December 16, 2015


Why Very Low Interest Rates May Stick Around (Neil Irwin, DEC. 14, 2015, ny tIMES)

For years, financial commentators have been predicting an imminent rise in rates. After all, goes the theory, the Fed has been engaged in extraordinary interventions to artificially depress the cost of borrowing money. Surely those rates will snap back to their pre-2008 levels, if not rise higher. If that happens, get ready for double-digit mortgage rates and a substantially higher cost to maintain the government debt.

But if you look at the longer arc of history, a much different possibility emerges. Investors have often talked about the global economy since the crisis as reflecting a "new normal" of slow growth and low inflation. But, just maybe, we have really returned to the old normal.

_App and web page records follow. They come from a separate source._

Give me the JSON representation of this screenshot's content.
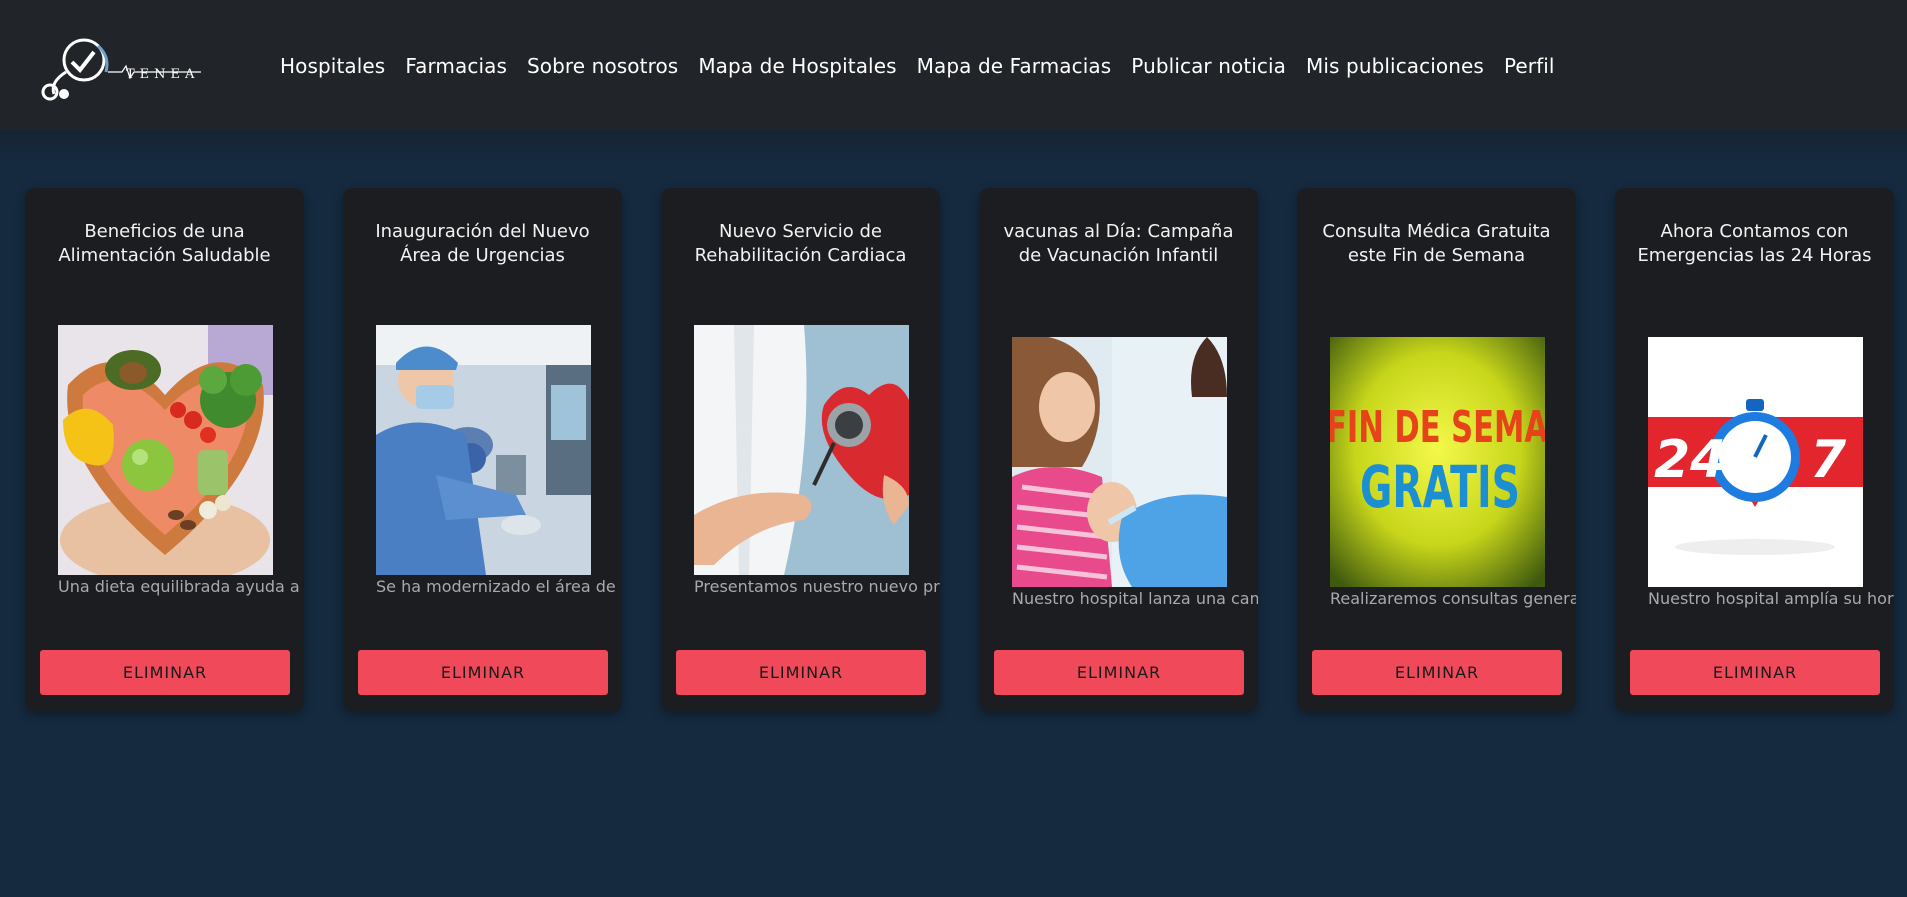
{
  "nav": {
    "brand": "TENEA",
    "links": [
      "Hospitales",
      "Farmacias",
      "Sobre nosotros",
      "Mapa de Hospitales",
      "Mapa de Farmacias",
      "Publicar noticia",
      "Mis publicaciones",
      "Perfil"
    ]
  },
  "cards": [
    {
      "title": "Beneficios de una Alimentación Saludable",
      "description": "Una dieta equilibrada ayuda a pr",
      "button": "ELIMINAR",
      "image": "healthy-food-heart-image"
    },
    {
      "title": "Inauguración del Nuevo Área de Urgencias",
      "description": "Se ha modernizado el área de ur",
      "button": "ELIMINAR",
      "image": "surgeon-operating-room-image"
    },
    {
      "title": "Nuevo Servicio de Rehabilitación Cardiaca",
      "description": "Presentamos nuestro nuevo pro",
      "button": "ELIMINAR",
      "image": "stethoscope-heart-image"
    },
    {
      "title": "vacunas al Día: Campaña de Vacunación Infantil",
      "description": "Nuestro hospital lanza una cam",
      "button": "ELIMINAR",
      "image": "child-vaccination-image"
    },
    {
      "title": "Consulta Médica Gratuita este Fin de Semana",
      "description": "Realizaremos consultas general",
      "button": "ELIMINAR",
      "image": "fin-de-semana-gratis-image",
      "image_text": [
        "FIN DE SEMA",
        "GRATIS"
      ]
    },
    {
      "title": "Ahora Contamos con Emergencias las 24 Horas",
      "description": "Nuestro hospital amplía su hora",
      "button": "ELIMINAR",
      "image": "24-7-stopwatch-image",
      "image_text": [
        "24",
        "7"
      ]
    }
  ],
  "colors": {
    "navbar": "#212428",
    "background": "#152a3f",
    "card": "#1c1d20",
    "button": "#f04a5a"
  }
}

Very low rates have often persisted for decades upon decades, pretty much whenever inflation is quiescent, as it is now. The interest rate on a 10-year Treasury note was below 4 percent every year from 1876 to 1919, then again from 1924 to 1958. The record is even clearer in Britain, where long-term rates were under 4 percent for nearly a century straight, from 1820 until the onset of World War I.

The real aberration looks like the 7.3 percent average experienced in the United States from 1970 to 2007.

"We're returning to normal, and it's just taken time for people to realize that," said Bryan Taylor, chief economist of Global Financial Data, which scours old records to calculate historical financial data, including the figures cited here. "I think interest rates are going to stay low for several decades."

Posted by at December 16, 2015 5:30 PM